Here’s how I did it:
-Cook the rice. Put 1 part rice, 2 parts water on the stove and bring it to a boil. Once the water begins to boil, turn the burner down to its lowest setting and cover. Let the rice simmer until all the water is absorbed, stirring occasionally. How long it takes will depend on how much rice you’re cooking and what kind, but for reference, one cup of white rice generally takes about 15 minutes.
-Heat a little olive oil in your frying pan. While that’s heating, chop up your veggies. Put them in the pan and add some garlic salt.
-Cook the veggies in the frying pan until they have a little brown to them.
-Serve the veggies and rice together. Add some more garlic salt if you want.
Stock up on spices
It took me years to realize how much spices can make or break a meal. So stock up on the ones you like. And don’t be fooled by the price tag on some of the fancy organic ones. You can find the same spices cheaply both in stores and online.
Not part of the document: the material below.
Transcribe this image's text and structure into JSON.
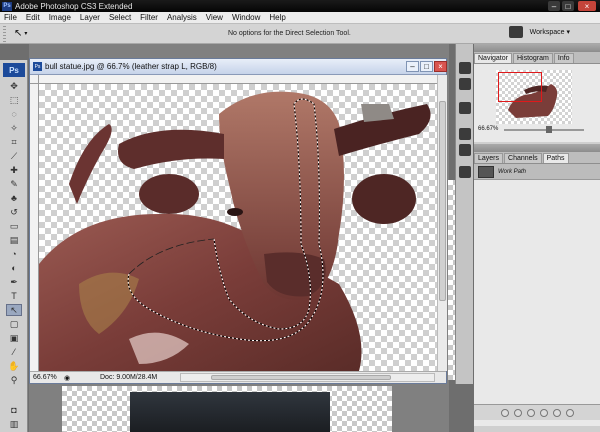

Buy in bulk if you have space
This is one I wish I’d known in college. I ate so much rice, but I bought the smallest bags available. A bigger bag would have been more expensive immediately, but it would have saved me money in the long run. While realistically I could not have one of those ten pound bags of rice in my campus apartment, I could have bought the five pound bag once every couple months instead of the one pound bag on most shopping trips.
Utilize your freezer
Push the vodka aside and use that space for some food! Keep a few frozen dinners on hand for the nights when you really don’t feel like cooking something but don’t have the cash for takeout. On nights you do make dinner, make a little extra and freeze it for later. This will help you eat better down the line.
A little planning can keep you from going hungry or mooching off your friend’s meal plan. Do you have any other suggestions for succeeding post-meal plan?